### Action item
Copy out each line of the data below in which the string "Length" appears.

### Record excerpts

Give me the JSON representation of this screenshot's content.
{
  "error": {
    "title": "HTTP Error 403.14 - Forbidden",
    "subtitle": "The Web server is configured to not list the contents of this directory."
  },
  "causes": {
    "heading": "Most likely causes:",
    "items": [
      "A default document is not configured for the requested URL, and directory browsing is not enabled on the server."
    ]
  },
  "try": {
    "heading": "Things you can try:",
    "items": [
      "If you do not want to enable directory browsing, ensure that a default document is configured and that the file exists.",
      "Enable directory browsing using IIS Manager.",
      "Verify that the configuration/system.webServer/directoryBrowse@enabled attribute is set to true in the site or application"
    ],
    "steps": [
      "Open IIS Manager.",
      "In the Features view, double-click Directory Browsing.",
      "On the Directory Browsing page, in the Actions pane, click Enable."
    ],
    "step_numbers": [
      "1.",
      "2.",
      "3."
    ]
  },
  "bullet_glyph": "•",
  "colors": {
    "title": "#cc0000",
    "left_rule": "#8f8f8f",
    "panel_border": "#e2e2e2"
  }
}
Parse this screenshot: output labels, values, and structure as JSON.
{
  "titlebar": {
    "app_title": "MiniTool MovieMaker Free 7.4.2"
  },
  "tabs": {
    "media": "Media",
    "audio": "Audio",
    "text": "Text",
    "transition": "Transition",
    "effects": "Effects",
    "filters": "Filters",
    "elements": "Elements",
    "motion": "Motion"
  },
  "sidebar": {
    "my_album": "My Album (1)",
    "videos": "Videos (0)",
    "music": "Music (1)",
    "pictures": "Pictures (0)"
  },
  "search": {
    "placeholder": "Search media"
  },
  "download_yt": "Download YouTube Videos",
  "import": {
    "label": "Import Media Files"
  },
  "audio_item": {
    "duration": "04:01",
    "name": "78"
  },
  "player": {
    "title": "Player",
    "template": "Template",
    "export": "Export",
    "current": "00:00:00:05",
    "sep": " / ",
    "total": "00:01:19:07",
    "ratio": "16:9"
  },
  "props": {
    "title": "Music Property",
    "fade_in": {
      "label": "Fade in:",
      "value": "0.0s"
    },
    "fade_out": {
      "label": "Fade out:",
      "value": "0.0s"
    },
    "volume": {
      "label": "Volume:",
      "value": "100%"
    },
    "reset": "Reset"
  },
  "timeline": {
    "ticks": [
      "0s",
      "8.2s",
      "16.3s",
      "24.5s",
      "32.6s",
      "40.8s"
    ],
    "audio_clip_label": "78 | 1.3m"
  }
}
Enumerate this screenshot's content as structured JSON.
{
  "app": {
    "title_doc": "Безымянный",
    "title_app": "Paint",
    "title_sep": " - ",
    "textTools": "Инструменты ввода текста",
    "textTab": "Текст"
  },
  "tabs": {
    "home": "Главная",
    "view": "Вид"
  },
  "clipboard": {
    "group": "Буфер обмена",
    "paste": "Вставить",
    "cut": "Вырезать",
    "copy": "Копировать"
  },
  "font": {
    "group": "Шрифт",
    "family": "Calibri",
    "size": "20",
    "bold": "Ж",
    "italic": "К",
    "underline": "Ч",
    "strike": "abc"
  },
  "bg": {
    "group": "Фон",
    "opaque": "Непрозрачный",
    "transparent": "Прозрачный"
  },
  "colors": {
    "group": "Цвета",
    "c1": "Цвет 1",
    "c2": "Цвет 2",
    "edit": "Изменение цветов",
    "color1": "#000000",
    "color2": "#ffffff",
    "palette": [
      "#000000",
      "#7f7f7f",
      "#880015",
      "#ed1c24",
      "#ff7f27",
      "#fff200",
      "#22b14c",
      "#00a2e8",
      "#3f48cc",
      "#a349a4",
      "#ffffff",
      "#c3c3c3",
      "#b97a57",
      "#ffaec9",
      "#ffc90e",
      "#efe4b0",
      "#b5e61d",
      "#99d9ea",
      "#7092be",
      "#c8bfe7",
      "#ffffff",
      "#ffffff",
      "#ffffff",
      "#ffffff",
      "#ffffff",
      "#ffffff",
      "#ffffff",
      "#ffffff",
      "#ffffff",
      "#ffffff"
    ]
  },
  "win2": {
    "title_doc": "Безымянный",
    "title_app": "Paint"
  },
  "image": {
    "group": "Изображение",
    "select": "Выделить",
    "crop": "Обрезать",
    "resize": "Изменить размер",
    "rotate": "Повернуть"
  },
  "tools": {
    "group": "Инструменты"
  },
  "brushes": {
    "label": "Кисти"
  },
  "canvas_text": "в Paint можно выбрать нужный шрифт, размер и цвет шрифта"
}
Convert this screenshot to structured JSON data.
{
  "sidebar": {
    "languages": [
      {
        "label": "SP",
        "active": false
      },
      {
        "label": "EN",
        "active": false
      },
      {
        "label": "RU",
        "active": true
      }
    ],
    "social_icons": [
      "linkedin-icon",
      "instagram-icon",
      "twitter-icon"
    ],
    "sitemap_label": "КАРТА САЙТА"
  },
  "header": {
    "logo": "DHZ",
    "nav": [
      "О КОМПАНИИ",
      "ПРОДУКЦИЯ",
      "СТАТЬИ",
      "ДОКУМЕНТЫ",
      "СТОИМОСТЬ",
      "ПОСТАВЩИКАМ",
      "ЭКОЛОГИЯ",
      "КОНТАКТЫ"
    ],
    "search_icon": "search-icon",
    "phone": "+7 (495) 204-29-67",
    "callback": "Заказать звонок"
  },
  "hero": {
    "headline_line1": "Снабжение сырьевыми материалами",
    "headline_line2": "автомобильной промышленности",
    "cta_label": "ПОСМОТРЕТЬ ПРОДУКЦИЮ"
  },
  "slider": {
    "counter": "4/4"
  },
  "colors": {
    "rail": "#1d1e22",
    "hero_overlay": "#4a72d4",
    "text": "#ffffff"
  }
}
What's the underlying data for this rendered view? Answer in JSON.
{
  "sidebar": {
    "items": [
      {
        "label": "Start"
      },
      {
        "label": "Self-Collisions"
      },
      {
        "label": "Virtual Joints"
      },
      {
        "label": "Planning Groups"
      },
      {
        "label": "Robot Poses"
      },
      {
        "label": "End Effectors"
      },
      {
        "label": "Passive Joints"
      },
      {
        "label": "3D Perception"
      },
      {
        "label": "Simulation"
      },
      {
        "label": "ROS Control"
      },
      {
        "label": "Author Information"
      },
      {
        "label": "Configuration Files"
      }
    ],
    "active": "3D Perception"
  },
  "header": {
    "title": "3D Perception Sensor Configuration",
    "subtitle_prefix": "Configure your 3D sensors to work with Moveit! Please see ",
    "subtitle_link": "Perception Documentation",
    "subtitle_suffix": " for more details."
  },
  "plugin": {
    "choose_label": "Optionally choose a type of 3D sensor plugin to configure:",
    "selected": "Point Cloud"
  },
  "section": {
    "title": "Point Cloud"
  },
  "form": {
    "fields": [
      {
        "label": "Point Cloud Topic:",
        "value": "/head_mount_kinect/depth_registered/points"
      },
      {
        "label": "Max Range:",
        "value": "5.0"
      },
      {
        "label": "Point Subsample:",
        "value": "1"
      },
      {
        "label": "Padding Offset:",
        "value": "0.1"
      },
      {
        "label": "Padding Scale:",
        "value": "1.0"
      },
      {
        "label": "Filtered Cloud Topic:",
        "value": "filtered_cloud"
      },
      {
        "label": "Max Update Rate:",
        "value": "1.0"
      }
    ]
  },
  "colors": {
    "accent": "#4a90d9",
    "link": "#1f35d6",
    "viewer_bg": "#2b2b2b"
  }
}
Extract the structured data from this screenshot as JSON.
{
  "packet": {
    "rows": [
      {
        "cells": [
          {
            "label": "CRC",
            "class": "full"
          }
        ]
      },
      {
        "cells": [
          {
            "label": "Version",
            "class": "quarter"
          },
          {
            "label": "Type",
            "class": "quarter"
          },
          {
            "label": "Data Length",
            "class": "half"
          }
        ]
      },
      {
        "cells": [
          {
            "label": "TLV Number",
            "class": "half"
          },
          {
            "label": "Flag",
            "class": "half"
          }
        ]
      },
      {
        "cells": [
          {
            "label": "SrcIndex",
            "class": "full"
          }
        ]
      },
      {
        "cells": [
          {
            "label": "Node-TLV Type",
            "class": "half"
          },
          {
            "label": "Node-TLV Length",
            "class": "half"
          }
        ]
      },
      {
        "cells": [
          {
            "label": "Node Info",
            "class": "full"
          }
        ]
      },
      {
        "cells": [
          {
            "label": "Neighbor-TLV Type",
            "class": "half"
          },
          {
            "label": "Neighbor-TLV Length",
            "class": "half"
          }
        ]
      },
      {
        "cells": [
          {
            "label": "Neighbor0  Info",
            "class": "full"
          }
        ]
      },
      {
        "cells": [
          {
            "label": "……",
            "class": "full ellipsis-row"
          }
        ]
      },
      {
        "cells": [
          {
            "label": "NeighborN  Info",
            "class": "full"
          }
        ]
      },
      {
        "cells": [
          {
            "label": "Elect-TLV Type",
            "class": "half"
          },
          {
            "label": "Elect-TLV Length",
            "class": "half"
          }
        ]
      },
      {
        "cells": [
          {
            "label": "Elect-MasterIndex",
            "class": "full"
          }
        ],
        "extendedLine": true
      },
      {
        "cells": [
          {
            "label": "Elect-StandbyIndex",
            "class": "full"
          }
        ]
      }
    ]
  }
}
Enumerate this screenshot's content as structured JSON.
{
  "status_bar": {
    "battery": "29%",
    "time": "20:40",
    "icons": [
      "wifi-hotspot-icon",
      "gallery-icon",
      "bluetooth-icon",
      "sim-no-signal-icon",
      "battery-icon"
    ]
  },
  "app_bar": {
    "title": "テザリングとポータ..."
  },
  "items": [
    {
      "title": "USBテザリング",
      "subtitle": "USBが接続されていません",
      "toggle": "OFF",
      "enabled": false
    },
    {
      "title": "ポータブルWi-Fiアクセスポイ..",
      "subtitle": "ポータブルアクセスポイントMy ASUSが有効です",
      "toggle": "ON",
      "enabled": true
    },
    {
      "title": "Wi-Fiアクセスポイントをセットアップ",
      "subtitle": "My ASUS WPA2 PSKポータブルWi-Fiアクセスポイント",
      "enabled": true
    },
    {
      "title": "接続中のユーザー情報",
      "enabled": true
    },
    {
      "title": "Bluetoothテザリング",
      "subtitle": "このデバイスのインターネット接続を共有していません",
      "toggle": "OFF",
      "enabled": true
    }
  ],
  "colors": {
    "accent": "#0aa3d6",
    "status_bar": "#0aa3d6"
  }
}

### Result below
            "label": "Data Length",
            "label": "Node-TLV Length",
            "label": "Neighbor-TLV Length",
            "label": "Elect-TLV Length",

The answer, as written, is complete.